Season 1, Episode 18: Mystery of a Thousand Moons
Picking up right where the previous episode left off, Ahsoka and the clones are clearing out the lab when a doughy little droid managed to grab a single vial of the virus and detonate a bomb, flooding the underground lab with the virus and activating the lockdown in the process.
Trapping Ahsoka, Rex, Padme and Jar Jar inside and infecting the prior two before they can get into the safe room. From here, the search for an antidote begins. Luckily, the solution comes from the most unlikely of places; Gregar Typho, who informs Anakin and Obi Wan that there is a root that might cure the virus (which means it will cure it) and that it can only be found on Iego; the planet of a thousand moons.
It’s all about as convenient as this kind of exposition dump has ever been in this series. But Naboo’s head of security is also a microbiology expert, who knew.

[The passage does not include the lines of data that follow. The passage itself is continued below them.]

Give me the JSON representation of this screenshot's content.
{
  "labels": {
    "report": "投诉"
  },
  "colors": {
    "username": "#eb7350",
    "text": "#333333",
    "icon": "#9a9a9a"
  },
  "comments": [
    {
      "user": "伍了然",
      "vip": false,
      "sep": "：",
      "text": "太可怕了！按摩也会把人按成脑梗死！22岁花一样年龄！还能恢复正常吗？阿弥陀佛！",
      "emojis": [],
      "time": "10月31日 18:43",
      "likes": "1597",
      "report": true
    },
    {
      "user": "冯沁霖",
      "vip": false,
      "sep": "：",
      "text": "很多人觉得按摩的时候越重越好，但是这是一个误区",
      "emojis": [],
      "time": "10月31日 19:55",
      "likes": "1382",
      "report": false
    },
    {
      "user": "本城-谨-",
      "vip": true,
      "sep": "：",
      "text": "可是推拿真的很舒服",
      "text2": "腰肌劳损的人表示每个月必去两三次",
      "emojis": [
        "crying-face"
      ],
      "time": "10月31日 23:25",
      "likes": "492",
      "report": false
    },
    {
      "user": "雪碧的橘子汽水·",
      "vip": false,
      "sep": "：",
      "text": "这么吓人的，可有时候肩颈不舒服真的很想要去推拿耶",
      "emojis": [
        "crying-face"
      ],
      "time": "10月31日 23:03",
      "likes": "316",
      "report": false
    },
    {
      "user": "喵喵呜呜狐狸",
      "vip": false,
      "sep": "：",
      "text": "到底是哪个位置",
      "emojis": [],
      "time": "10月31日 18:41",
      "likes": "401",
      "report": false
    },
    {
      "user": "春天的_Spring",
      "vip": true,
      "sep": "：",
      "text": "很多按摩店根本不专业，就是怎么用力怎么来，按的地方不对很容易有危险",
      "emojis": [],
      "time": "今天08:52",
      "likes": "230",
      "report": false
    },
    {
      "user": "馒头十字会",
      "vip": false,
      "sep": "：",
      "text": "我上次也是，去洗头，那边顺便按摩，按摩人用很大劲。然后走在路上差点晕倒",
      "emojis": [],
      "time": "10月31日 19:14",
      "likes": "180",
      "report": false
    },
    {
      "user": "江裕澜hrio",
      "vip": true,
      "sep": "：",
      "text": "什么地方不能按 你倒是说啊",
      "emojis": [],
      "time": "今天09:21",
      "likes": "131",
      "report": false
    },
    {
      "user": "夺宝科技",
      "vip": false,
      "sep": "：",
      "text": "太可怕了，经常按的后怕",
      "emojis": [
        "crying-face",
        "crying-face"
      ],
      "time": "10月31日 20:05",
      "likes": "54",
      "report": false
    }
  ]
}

Thus Anakin and Obi Wan have 48 hours to travel across the galaxy, get a root that might not exist, formulate it into a vaccine and hope it even works.
Having learned a little something about how viruses and creating vaccines for viruses work during this whole real world pandemic we’re going through, I can’t help but laugh at the ridiculousness of this situation resolving itself within 48 hours. Science fiction T.V. show through I guess.
Anakin is doing a pretty poor job of hiding his anger and frustration throughout this situation, although it’s never addressed. Which is fine, seeing as how we know where this will eventually go, seeing it first hand is just him acting within character. One little thing I did like though is seeing how angry Obi Wan is also, angrier than I’ve ever seen him. But he just does a far better job of keeping a lid on it and not allowing it to sway him.
Iego seems cool, both from space and when planetside. I don’t know why, but I love the visuals of cities build on plateaus over an inhospitable lower world. Additionally, we get a fun little lord of the flies moment when the Jedi are greeted by a smattering of junked battle droids, reprogrammed by a wise-ass kid.
While on the planet the pair have a brief meeting with an Angel. A luminescent alien which stands there as a direct reference to one of the most infamously bad scenes from The Phantom Menace where Jake Lloyd’s Anakin Skywalker asks Padme if she is an angel. “They’re from the moons of Iego, I think.”
Kudos to the writers from bringing this full circle and having the bravery to actually reference that moment from Episode I.
Anyway, the Jedi get the root, discover a Separatist defence grid surrounding the planet, deactivate it and manage to get back to Naboo all before anyone dies from a deadly airborne virus.
You might notice that I rushed through this second episode a little, well there’s a reason for that.
These two episodes are incredibly misbalanced to me. The first episode feels mostly uneventful, and very pedestrian in terms of what goes on. It’s just another assault on a facility/base with some hostage situation in the mix. I’ve seen it does a number of times already in this series, and I’m only 18 episodes in.
On the other hand, Mystery of a Thousand Moons feels overstuffed to the point that it’s rushing through to get to the end by the final few minutes. Which sucks considering it had a ton more going on and was more interesting both visually and conceptually.
I get that they want this to be an anthology series and have separate stories that are only loosely connected, but this episode should have been a straight up two parter and the events of the second episode should have started half way through the first part so to better focus on the race for the cure, which was the most interesting thing about it all.
In terms of Star Wars lore though, this episode doesn’t introduce a whole lot except the Faust, which haven’t shown up again in the lore according to the wiki.
The next part I’ll be covering the three parter consisting of:
- Season 1, Episode 19: Storm over Ryloth
- Season 1, Episode 20: Innocents of Ryloth
- Season 1, Episode 21: Liberty of Ryloth
Stuff kicking off on the Twi’Lek homeworld.